◆ Work required: Return, from the data below, each line that contains the word "kind".

= Beginning of Section =

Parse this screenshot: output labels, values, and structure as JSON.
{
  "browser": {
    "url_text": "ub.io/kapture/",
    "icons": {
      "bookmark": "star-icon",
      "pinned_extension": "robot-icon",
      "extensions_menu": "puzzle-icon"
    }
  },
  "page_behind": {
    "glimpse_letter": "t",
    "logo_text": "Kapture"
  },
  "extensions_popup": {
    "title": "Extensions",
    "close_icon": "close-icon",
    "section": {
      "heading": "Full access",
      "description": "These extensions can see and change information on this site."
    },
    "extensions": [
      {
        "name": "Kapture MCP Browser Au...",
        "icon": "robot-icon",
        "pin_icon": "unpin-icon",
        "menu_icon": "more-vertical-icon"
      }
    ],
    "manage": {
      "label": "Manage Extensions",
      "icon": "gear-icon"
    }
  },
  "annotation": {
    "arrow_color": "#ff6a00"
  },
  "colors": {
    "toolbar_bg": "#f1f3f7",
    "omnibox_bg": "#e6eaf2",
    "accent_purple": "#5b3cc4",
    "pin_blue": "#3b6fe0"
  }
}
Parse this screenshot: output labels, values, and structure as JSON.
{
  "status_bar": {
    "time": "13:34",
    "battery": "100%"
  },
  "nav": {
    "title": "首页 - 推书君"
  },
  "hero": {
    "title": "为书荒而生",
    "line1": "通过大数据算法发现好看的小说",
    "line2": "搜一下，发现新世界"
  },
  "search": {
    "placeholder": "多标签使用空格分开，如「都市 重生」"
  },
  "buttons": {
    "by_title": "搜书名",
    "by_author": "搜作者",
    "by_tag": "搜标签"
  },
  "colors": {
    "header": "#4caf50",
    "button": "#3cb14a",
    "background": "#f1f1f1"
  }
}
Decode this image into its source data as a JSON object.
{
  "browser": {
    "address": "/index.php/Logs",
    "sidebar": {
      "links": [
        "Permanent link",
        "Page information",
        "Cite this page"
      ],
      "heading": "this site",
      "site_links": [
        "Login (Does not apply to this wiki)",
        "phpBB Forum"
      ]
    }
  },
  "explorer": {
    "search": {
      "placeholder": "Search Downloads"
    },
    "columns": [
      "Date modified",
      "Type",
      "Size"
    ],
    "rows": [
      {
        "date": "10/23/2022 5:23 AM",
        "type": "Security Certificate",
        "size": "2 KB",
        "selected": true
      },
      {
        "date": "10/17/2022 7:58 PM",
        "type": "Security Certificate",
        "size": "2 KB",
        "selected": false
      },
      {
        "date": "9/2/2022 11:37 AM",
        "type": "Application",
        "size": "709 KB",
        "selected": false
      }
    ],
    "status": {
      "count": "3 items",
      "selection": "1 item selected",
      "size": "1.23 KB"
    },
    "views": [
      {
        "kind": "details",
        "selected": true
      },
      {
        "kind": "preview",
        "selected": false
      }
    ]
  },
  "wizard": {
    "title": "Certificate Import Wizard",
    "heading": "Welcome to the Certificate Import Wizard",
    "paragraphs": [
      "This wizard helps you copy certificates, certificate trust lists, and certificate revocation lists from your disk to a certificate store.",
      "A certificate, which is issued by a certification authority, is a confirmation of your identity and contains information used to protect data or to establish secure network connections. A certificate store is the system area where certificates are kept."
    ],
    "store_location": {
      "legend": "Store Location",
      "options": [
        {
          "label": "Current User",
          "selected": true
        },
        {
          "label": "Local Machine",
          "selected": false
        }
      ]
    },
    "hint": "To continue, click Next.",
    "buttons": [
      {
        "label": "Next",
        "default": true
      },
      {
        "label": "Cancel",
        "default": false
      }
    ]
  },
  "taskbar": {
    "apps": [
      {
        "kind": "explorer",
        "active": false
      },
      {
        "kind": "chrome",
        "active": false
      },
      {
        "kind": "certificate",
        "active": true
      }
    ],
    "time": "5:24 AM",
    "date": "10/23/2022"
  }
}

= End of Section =

◆ Solution to this problem:
        "kind": "details",
        "kind": "preview",
        "kind": "explorer",
        "kind": "chrome",
        "kind": "certificate",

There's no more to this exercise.